Finally, Baker argues that the admission of certain evidence was improper, prejudicial, and should result in reversal. Specifically, he objects to the admission of testimonial and documentary evidence about the theft of the 1966 Ford Fairlane owned by Baker. He feels that the presentation of the evidence by the government was an attempt to show that he was engaged in a scheme or artifice over the theft of the vehicle. Further, Baker urges that Messick's exercise of his privilege against self-incrimination when questioned about the theft was highly prejudicial. In short, Baker feels that the evidence concerning the theft was immaterial and prejudicial. We cannot agree. The evidence was material in at least two respects. First, the evidence about the theft of the vehicle laid the foundation for the telephone call to Baker by Agent Landsgaard about the recovery of the vehicle. Baker's reluctance to talk about the return of his stolen car in the face of news which would usually be happily received made Landsgaard suspicious, led to further investigation, and furnished some of the probable cause for the later search. Baker's reaction was also a factor which the jury might consider on the issue of substantive guilt. Second, the evidence about the theft of the 1966 Ford Fairlane was a circumstance which the jury could consider to show that Baker needed a means of transportation when he allegedly bought the truck from Messick. We believe the evidence was material, not overly prejudicial, and properly admitted.

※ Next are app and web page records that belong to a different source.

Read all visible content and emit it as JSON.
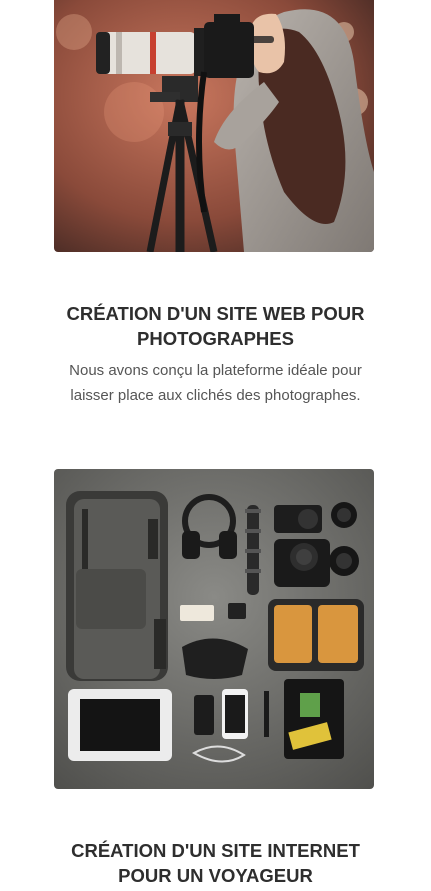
{
  "cards": [
    {
      "image": "photographer-with-camera-on-tripod",
      "title_line1": "CRÉATION D'UN SITE WEB POUR",
      "title_line2": "PHOTOGRAPHES",
      "description_line1": "Nous avons conçu la plateforme idéale pour",
      "description_line2": "laisser place aux clichés des photographes."
    },
    {
      "image": "travel-gear-flatlay",
      "title_line1": "CRÉATION D'UN SITE INTERNET",
      "title_line2": "POUR UN VOYAGEUR"
    }
  ]
}
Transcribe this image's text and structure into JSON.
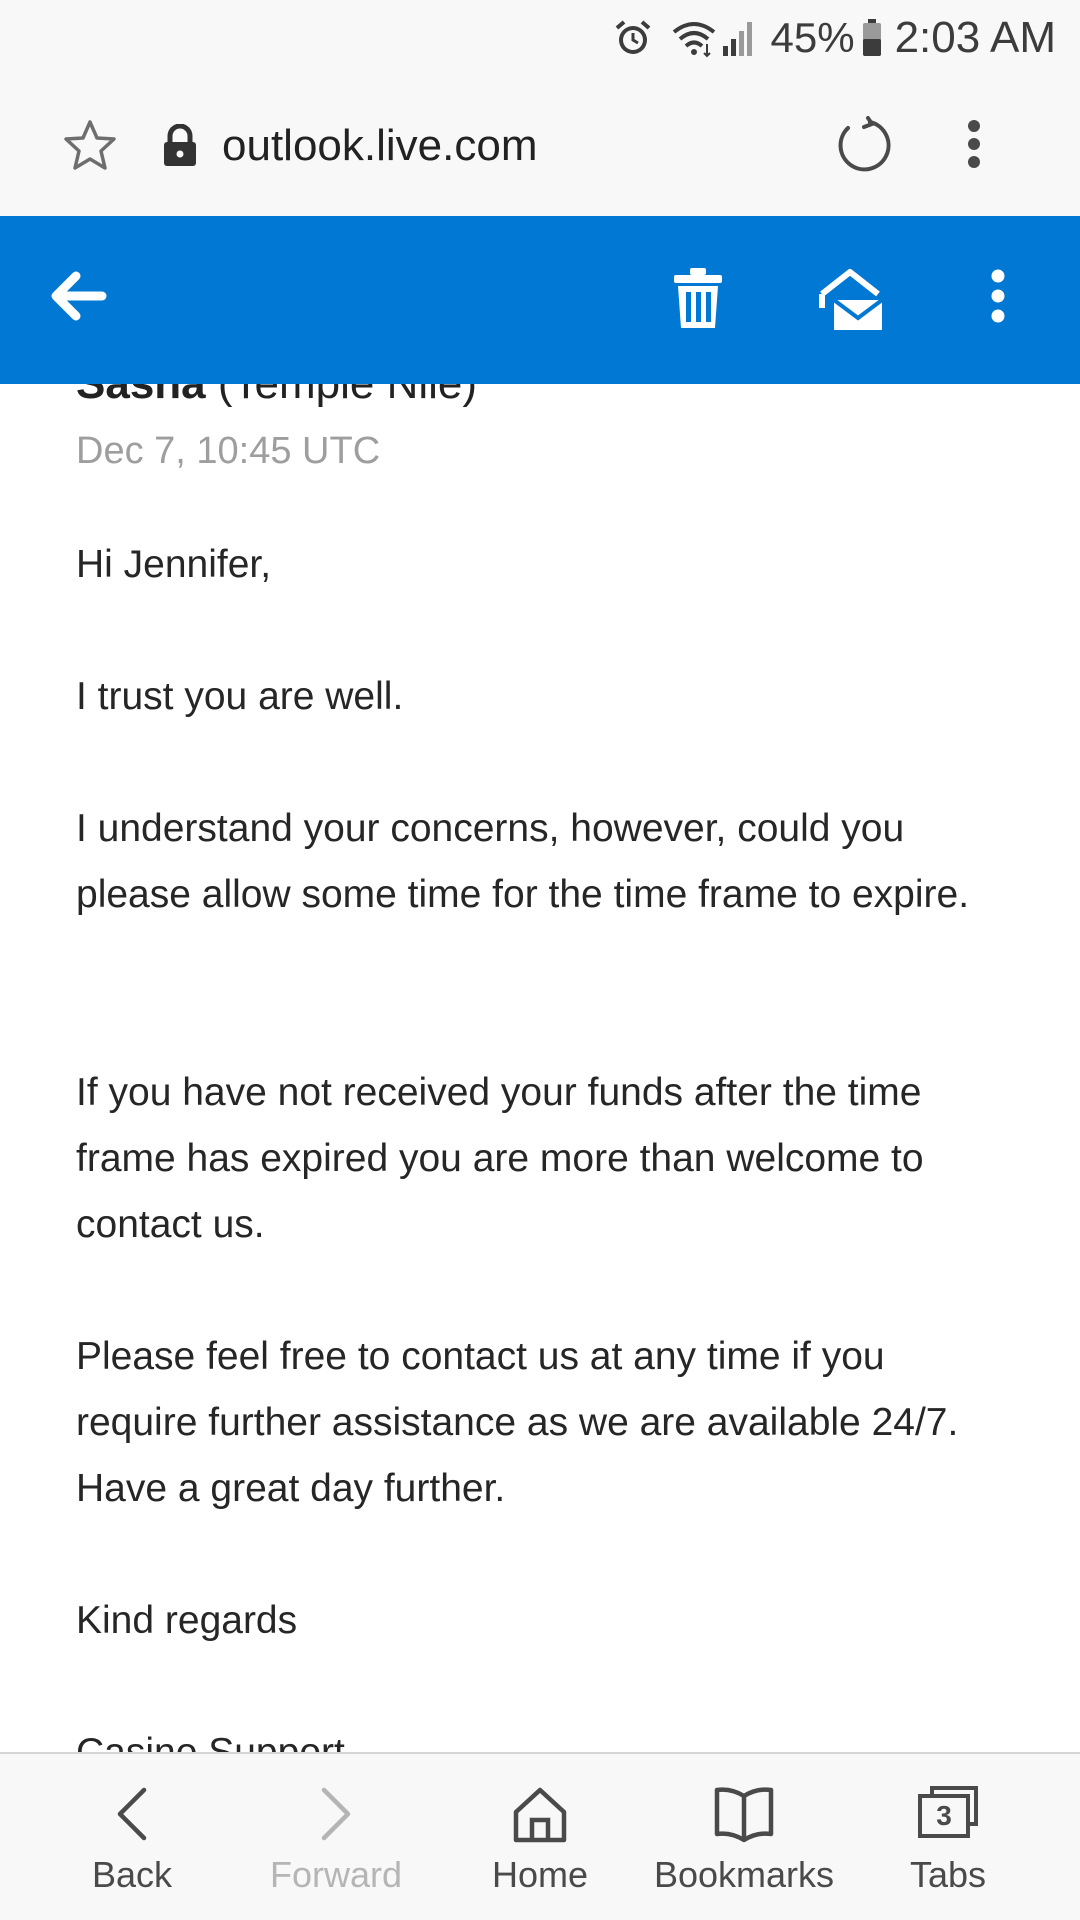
{
  "status_bar": {
    "battery_percent": "45%",
    "time": "2:03 AM",
    "icons": [
      "alarm-icon",
      "wifi-icon",
      "signal-icon",
      "battery-icon"
    ]
  },
  "browser": {
    "url": "outlook.live.com",
    "icons": [
      "star-icon",
      "lock-icon",
      "reload-icon",
      "more-vert-icon"
    ]
  },
  "app_bar": {
    "accent_color": "#0078d4",
    "icons": [
      "back-arrow-icon",
      "trash-icon",
      "mark-read-icon",
      "more-vert-icon"
    ]
  },
  "email": {
    "sender_name": "Sasha",
    "sender_org": "(Temple Nile)",
    "date": "Dec 7, 10:45 UTC",
    "paragraphs": [
      "Hi Jennifer,",
      "I trust you are well.",
      "I understand your concerns, however, could you please allow some time for the time frame to expire.",
      "If you have not received your funds after the time frame has expired you are more than welcome to contact us.",
      "Please feel free to contact us at any time if you require further assistance as we are available 24/7. Have a great day further.",
      "Kind regards",
      "Casino Support"
    ]
  },
  "bottom_nav": {
    "items": [
      {
        "label": "Back",
        "icon": "chevron-left-icon",
        "enabled": true
      },
      {
        "label": "Forward",
        "icon": "chevron-right-icon",
        "enabled": false
      },
      {
        "label": "Home",
        "icon": "home-icon",
        "enabled": true
      },
      {
        "label": "Bookmarks",
        "icon": "bookmarks-icon",
        "enabled": true
      },
      {
        "label": "Tabs",
        "icon": "tabs-icon",
        "enabled": true,
        "count": "3"
      }
    ]
  }
}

The judgment is affirmed.
Rule 18, 5 Cir.; see Isbell Enterprises, Inc. v. Citizens Casualty Company of New York, et al., 5 Cir. 1970, 431 F.2d 409, Part I

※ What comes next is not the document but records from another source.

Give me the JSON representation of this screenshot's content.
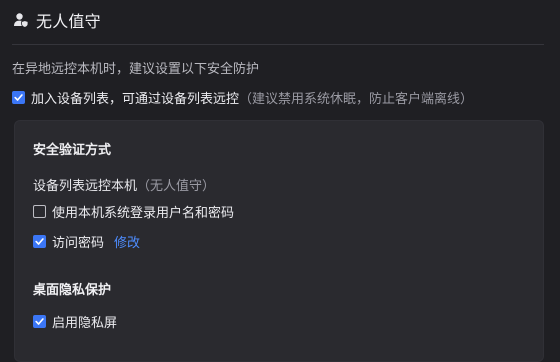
{
  "header": {
    "title": "无人值守",
    "icon": "user-shield-icon"
  },
  "hint": "在异地远控本机时，建议设置以下安全防护",
  "add_device": {
    "checked": true,
    "label": "加入设备列表，可通过设备列表远控",
    "note": "（建议禁用系统休眠，防止客户端离线）"
  },
  "security": {
    "title": "安全验证方式",
    "subtitle": "设备列表远控本机",
    "subtitle_note": "（无人值守）",
    "options": [
      {
        "label": "使用本机系统登录用户名和密码",
        "checked": false
      },
      {
        "label": "访问密码",
        "checked": true,
        "link": "修改"
      }
    ]
  },
  "privacy": {
    "title": "桌面隐私保护",
    "options": [
      {
        "label": "启用隐私屏",
        "checked": true
      }
    ]
  },
  "colors": {
    "accent": "#3b76f6",
    "link": "#4e8dff",
    "background": "#1f1f23",
    "panel": "#2a2a2f"
  }
}
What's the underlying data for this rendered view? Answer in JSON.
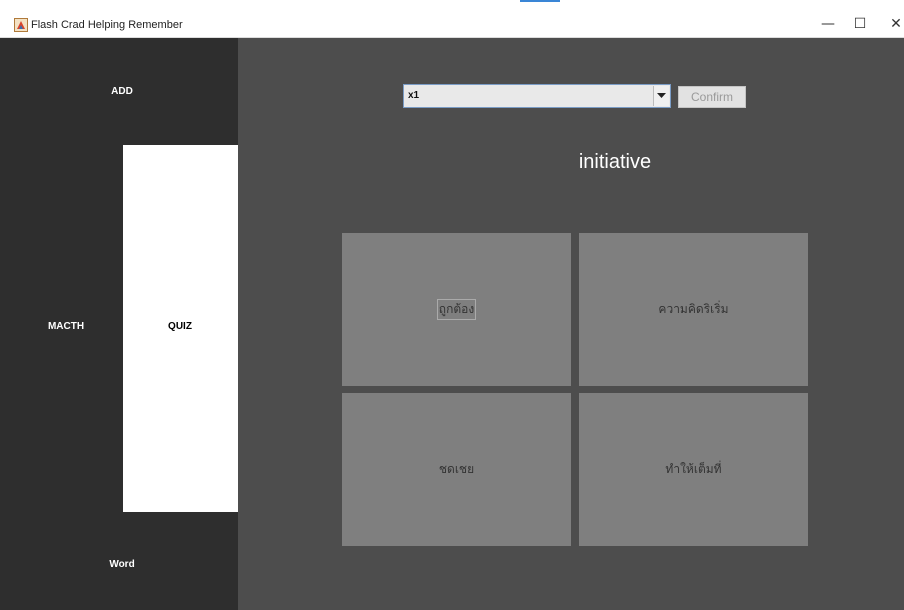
{
  "window": {
    "title": "Flash Crad Helping Remember",
    "minimize_glyph": "—",
    "maximize_glyph": "☐",
    "close_glyph": "✕",
    "app_icon": "java-app-icon"
  },
  "sidebar": {
    "items": [
      {
        "label": "ADD"
      },
      {
        "label": "MACTH"
      },
      {
        "label": "QUIZ"
      },
      {
        "label": "Word"
      }
    ],
    "selected": "QUIZ"
  },
  "quiz": {
    "deck_select": {
      "value": "x1"
    },
    "confirm_label": "Confirm",
    "word": "initiative",
    "answers": [
      {
        "label": "ถูกต้อง"
      },
      {
        "label": "ความคิดริเริ่ม"
      },
      {
        "label": "ชดเชย"
      },
      {
        "label": "ทำให้เต็มที่"
      }
    ]
  },
  "colors": {
    "sidebar_bg": "#2e2e2e",
    "main_bg": "#4d4d4d",
    "answer_bg": "#7f7f7f",
    "selected_tab_bg": "#ffffff"
  }
}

The vehicle identification number appears on a removable plate, usually attached to the front left door post of a vehicle. The plate contains digits designating the manufacturer, model, year, and serial number of the vehicle